* **Task**
Find the line with "Transcribe this image's" in the data below, then restate it and all remaining lines exactly, adding nothing.

* **Extracted records**
......

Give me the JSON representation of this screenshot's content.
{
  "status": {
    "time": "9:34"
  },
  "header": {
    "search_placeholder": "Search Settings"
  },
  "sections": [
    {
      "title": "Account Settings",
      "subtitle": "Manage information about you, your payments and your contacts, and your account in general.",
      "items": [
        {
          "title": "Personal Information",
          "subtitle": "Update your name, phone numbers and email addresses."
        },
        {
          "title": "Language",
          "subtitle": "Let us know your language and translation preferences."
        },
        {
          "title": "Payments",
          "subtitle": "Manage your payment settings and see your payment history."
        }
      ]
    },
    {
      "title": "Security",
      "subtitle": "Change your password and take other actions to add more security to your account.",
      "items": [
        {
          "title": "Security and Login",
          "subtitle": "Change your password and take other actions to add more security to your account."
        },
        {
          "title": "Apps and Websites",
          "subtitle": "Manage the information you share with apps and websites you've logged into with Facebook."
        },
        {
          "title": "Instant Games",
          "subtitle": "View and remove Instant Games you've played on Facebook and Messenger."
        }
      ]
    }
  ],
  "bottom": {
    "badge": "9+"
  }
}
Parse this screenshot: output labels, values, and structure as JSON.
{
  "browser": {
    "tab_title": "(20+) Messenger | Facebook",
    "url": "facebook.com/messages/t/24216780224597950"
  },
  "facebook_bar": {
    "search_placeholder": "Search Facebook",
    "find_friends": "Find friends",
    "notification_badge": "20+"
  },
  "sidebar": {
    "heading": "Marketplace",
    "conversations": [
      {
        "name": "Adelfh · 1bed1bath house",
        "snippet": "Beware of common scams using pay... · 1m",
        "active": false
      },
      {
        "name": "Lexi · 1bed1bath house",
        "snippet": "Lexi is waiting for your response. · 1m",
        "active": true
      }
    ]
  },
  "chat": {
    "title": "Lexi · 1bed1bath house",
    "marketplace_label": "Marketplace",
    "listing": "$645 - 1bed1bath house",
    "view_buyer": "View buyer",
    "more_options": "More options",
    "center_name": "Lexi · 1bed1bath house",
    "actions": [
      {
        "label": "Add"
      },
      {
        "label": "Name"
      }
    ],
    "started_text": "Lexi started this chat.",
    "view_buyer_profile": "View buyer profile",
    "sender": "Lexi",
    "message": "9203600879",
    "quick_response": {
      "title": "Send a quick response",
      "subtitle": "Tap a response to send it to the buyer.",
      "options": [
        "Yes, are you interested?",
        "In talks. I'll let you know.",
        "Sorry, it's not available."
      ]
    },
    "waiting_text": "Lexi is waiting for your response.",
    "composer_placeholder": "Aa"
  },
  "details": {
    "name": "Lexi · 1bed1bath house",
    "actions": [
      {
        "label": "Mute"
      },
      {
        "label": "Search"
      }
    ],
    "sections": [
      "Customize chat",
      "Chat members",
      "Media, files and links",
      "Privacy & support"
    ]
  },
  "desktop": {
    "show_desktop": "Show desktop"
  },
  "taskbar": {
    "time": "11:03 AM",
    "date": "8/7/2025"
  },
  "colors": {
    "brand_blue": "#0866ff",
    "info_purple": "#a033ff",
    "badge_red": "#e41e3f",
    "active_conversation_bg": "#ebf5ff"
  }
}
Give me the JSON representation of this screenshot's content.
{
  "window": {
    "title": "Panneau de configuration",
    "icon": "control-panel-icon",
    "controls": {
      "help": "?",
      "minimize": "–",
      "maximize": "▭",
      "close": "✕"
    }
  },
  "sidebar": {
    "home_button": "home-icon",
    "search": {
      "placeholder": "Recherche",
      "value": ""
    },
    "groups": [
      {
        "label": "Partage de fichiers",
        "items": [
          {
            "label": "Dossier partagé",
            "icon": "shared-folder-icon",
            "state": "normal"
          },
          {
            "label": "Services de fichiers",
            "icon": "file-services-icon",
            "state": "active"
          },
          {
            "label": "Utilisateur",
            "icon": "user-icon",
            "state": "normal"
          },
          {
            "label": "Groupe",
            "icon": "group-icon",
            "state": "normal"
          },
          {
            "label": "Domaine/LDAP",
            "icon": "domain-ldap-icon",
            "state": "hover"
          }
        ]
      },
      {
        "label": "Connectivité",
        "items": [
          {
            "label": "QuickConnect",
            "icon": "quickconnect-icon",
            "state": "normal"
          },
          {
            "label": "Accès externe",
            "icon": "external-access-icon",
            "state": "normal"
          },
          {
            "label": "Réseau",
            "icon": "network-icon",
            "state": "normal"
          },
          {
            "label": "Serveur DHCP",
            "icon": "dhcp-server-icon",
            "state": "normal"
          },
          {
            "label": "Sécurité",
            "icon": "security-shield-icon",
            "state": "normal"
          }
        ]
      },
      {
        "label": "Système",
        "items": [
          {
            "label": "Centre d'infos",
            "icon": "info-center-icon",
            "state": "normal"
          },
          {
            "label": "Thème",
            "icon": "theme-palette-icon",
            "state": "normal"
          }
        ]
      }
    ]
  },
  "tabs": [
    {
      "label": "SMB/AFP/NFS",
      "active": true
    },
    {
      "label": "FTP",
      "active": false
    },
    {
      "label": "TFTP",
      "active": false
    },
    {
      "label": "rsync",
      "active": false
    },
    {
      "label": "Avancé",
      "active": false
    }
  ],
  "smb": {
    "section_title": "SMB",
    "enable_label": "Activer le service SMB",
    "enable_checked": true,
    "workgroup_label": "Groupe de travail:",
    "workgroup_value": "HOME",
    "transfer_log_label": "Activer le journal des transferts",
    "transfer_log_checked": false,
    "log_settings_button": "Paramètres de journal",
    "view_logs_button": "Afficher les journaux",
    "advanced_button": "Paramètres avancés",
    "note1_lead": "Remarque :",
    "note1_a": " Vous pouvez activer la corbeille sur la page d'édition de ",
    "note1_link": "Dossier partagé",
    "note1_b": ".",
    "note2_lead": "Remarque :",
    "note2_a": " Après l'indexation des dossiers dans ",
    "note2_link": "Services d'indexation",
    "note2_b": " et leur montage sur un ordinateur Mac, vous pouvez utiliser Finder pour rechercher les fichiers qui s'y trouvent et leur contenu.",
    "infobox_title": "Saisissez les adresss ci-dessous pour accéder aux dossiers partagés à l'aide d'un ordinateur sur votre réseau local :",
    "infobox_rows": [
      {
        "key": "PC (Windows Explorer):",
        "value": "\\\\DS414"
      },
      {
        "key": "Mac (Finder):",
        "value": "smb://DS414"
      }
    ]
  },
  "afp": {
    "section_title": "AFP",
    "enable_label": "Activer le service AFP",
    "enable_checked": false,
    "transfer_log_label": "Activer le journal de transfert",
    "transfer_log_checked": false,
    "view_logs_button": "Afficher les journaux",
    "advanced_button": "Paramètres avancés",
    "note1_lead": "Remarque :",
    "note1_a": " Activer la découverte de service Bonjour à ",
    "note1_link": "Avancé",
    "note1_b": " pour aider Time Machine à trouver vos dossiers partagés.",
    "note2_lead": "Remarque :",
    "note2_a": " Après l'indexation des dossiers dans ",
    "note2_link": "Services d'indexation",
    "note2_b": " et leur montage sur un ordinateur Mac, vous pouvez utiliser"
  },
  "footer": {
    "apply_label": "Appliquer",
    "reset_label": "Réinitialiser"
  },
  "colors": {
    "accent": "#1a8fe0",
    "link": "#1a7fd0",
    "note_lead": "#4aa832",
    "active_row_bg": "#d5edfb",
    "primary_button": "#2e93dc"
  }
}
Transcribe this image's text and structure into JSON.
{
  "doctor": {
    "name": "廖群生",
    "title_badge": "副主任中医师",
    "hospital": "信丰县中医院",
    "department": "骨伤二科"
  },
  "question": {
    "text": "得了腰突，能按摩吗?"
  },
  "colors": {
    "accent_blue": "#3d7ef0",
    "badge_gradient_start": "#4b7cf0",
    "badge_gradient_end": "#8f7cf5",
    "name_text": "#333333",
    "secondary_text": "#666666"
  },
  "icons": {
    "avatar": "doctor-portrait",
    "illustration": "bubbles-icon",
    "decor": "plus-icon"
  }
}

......

* **Problem solution**
Transcribe this image's text and structure into JSON.
{
  "doctor": {
    "name": "廖群生",
    "title_badge": "副主任中医师",
    "hospital": "信丰县中医院",
    "department": "骨伤二科"
  },
  "question": {
    "text": "得了腰突，能按摩吗?"
  },
  "colors": {
    "accent_blue": "#3d7ef0",
    "badge_gradient_start": "#4b7cf0",
    "badge_gradient_end": "#8f7cf5",
    "name_text": "#333333",
    "secondary_text": "#666666"
  },
  "icons": {
    "avatar": "doctor-portrait",
    "illustration": "bubbles-icon",
    "decor": "plus-icon"
  }
}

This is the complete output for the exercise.